The monkeys changed my strategy completely. If I had a net, which could be used to immobilize an animal, and I ran into a lion or a snake I didn’t bother with it. I just let those animals maul me and staggered on my way. That net was reserved for a monkey. I always tried to have a contingency for monkeys.
It was frustrating, but looking back I notice it added a lot of character to that game. It added a bit of depth to the gameplay and made the pyramid a little more frightening.
[TVtropes cites some other enemies of this sort here: http://tvtropes.org/pmwiki/pmwiki.php/Main/BanditMook]
When I mentioned all this to a friend of mine he pointed out that part of what makes Thieves so terrifying is that they attack the player as opposed to the player character. They are meta-enemies and their non-physical, social violence is a meta-attack. As my friend pointed out, Grondar the Bold probably would prefer to lose his axe than his head; Grondar fears death more than the player since Grondar can’t quickload, while the player fears theft more than Grondar. Theft doesn’t hurt Grondar, but it hurts the player; the player has to waste time trying to get his items back and while he doesn’t have weapons he can’t have as much fun; the game is put on pause, essentially.
A similar argument can be made about enemies that blind or disorient the player through weird visual effects are briefly changing key binding. While those are attacks against the player’s avatar, the meta-attack against the player is much worse. The physical functionality of his electronic equipment has been broken; the meta-attack distances the player from the game by derailing the physical access to the game.

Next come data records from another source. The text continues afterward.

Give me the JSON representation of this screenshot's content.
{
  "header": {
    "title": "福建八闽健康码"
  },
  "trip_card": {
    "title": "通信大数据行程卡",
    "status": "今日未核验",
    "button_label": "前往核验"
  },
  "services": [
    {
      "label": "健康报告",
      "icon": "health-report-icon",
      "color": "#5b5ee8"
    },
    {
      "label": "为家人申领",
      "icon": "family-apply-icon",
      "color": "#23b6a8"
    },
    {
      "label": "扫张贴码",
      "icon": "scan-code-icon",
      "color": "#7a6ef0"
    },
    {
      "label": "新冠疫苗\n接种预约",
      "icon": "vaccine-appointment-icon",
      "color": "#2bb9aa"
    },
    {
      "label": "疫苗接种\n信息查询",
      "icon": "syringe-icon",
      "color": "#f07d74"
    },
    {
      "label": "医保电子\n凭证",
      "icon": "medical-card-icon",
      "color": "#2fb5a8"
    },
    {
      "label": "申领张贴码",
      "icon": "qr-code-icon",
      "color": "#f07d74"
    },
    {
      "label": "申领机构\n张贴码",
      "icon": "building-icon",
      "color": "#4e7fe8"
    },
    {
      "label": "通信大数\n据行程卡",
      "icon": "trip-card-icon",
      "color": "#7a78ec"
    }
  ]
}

So that’s pretty bad; the player should never be attacked, only his avatar. Still, I do look back at that monkey in Scarab of Ra with a certain fondness. This type of enemy did add extra character and extra wrinkles to Descent 2. So, I fell that somewhere the heart of this gameplay device (thief enemy) there lies some great gameplay innovation waiting to emerge. I think designers should look more into this.
Usually if a game designer wants an enemy to be more intimidating they make it bigger, faster, hit harder, or soak up more damage. A Thief-bot is threatening but not from physical violence. The meta-violence is a little too much, too frustrating, but there’s something there.
There are some other enemies that straddle the middle ground between Thief-bot and regular enemy. There are enemies that heal, resurrect, or spawn other enemies. There are enemies that buff other enemies (Dante’s Inferno actually has a good example of the latter kind of enemy). Both those cases involve increasing the strength of your opposition however which isn’t a big leap in enemy design. There are some enemies that attack you by making other enemies aware of your presence like those vomit guys in Left For Dead, or like security cameras.
What about an enemy that rearranges the environment as you play? Or who shifts gravity? How about an enemy that opens and closes doors on you (I’m reminded of your shadow in the original Prince of Persia)? Or an enemy that grabs and uses consumable items before you can get to them (shadow in PoP again)? What about an enemy that starts pick pocketing and stealing from you if you get too rich in Skyrim? What about an enemy that shoots you, but with a portal, so you get teleported to a random location? Actually that last one makes me think that many of the guns found in “Guns that don’t exist” One and Two could be attacks used by non-traditional enemies that don’t use physical violence.